Skip to content

Connect with WHOI:

Crabs Swarm on the Seafloor When (from left) WHOI biologist Jesús Pineda, pilot Eli Temime, and WHOI researcher Victoria Starczak descended on Hannibal Seamount in the submersible Nadir, they were astonished to see a huge swarming throng of crabs on the seafloor. (Hanu Singh, Yogeh Girdhar, Jeff Anderson, WHOI)

Crabs Swarm on the Seafloor

Life turns up in curious places in the ocean


Expeditions to the tropics and Antarctica have turned up crab populations—for better or worse—in unexpected parts of the globe.

At the Hannibal Bank Seamount, an 1,180-foot-high undersea mountain off Panana’s Pacific, a 2015 expedition led by Woods Hole Oceanographic Institution (WHOI) marine ecologist Jesús Pineda found mesmerizing swarms of red crabs on the seafloor—where the water has almost no oxygen. To investigate the Pleuroncodes planipes crab swarms, the research team used cameras mounted on an autonomous underwater vehicle called SeaBED, developed by WHOI engineer Hanumant Singh. DNA analyses of the Hannibal crabs revealed that they were the same species as crabs living off Baja California, where tuna and other big fish thrive. Hannibal Seamount is also an ecological “hot spot” where diverse marine life flourishes, and Pineda believes the crabs could be an important source of food that helps explain Hannibal’s abundant fish populations.

More than 5,000 miles away, another Singh-developed camera captured images of a different crab species—this one with potentially dire ecological impacts. Using the robotic Seasled camera, a team led by Florida Institute of Technology marine biologist Richard Aronson took the first photographs of breeding populations of king crabs on the continental slope west of the Antarctic Peninsula.

So far, cold water temperatures have kept the crabs from spreading onto the continental shelf, closer to shore. But climate change and warming ocean waters around Antarctica could allow these predatory crustaceans to expand their range.

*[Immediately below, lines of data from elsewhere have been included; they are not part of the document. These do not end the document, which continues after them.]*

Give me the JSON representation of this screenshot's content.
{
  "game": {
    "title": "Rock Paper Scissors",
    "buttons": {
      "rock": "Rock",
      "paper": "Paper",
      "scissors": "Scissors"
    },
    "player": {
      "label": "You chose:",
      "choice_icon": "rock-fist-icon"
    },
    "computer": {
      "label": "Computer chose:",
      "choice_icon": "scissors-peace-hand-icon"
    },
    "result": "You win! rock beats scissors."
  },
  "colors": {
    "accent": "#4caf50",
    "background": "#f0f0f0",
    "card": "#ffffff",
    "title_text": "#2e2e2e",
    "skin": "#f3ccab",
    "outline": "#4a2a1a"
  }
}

That could spell bad news for current shelf inhabitants, such as sea stars and other spiny-skinned echinoderms. “Because other creatures on the continental shelf have evolved without shell-crushing predators, if the crabs moved in, they could radically restructure the ecosystem,” Aronson said.

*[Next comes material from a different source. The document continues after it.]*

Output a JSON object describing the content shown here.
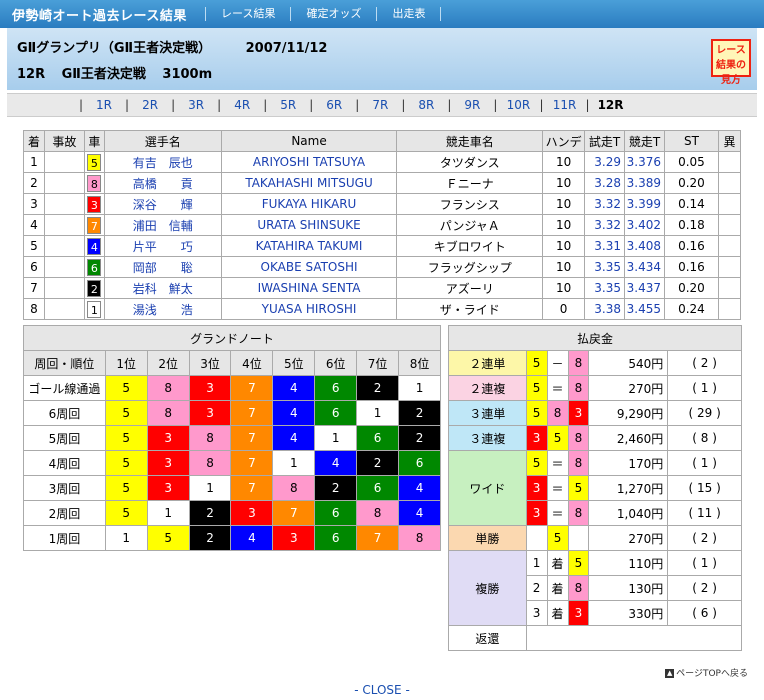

The Antarctic king crab study was funded by the National Science Foundation, the Swedish Polar Research Secretariat, and the Swedish Research Council, and included scientists from Florida Tech, the University of Alabama at Birmingham, WHOI, the University of Gothenburg in Sweden, and the University of Southampton in the U.K. Support for the Hannibal Bank crab study was provided by the Dalio Explore Fund. Research findings were published March 2016 in PeerJ by Jesús Pineda, Victoria Starczak, Annette F. Govindarajan, Yogesh Girdhar, Rusty C Holleman, James Churchill, Hanumant Singh, and David K. Ralston (WHOI); Walter Cho (Point Loma Nazarene University), and Héctor M. Guzman (Smithsonian Tropical Research Institute).

Featured Researchers